▶ _RECORDS TO USE_:
---------------

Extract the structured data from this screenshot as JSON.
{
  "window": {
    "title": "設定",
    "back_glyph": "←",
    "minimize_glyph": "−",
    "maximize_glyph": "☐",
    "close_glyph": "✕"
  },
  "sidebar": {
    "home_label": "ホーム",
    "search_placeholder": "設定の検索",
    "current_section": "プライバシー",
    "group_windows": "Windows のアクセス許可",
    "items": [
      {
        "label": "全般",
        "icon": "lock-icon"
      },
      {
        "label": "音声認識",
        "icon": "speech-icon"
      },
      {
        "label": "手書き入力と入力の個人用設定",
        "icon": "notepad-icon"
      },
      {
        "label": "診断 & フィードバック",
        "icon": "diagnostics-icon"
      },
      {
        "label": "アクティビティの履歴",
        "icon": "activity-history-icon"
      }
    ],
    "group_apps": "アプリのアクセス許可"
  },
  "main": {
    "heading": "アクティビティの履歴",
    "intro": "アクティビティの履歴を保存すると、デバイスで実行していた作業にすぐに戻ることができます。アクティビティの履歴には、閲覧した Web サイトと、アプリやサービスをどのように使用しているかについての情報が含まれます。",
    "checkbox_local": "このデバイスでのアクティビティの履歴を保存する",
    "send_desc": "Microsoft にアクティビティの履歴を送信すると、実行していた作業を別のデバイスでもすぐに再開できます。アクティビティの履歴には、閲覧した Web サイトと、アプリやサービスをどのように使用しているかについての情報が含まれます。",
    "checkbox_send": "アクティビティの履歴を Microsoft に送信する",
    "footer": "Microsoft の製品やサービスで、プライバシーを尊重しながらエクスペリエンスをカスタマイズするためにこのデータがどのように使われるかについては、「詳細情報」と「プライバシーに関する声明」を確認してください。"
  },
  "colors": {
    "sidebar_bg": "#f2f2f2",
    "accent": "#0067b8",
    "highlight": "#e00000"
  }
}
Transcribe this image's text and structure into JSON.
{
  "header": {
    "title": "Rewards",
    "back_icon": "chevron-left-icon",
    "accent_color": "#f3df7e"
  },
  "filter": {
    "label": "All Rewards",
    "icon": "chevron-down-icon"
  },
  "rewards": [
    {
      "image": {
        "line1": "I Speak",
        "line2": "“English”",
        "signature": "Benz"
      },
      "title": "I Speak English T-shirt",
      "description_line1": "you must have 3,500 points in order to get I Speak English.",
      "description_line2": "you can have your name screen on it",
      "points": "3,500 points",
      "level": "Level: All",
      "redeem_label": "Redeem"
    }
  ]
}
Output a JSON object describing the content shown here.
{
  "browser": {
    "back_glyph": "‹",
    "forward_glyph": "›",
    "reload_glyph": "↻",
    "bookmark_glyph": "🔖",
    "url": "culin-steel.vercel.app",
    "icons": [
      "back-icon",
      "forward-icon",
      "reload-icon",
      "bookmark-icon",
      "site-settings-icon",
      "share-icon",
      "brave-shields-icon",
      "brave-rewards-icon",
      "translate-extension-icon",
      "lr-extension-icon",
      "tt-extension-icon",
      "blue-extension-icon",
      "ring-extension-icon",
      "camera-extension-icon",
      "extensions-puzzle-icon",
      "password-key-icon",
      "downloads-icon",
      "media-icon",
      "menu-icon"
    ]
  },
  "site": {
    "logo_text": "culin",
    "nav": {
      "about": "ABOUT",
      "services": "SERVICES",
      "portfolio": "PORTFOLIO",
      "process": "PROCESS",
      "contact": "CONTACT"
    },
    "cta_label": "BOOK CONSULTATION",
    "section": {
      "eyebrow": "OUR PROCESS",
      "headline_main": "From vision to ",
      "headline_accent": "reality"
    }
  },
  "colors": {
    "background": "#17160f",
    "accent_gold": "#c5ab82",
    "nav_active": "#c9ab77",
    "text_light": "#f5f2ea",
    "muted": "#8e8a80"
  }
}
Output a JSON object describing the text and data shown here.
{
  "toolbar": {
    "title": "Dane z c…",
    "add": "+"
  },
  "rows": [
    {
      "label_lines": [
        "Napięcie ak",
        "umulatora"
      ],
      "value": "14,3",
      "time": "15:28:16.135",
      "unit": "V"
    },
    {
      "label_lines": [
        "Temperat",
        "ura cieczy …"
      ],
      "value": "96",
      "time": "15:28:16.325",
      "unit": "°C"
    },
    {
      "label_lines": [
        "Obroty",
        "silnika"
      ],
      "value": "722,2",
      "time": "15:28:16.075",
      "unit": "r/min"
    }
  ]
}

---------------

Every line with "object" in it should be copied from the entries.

▶ _SOLUTION_:
Output a JSON object describing the content shown here.
Output a JSON object describing the text and data shown here.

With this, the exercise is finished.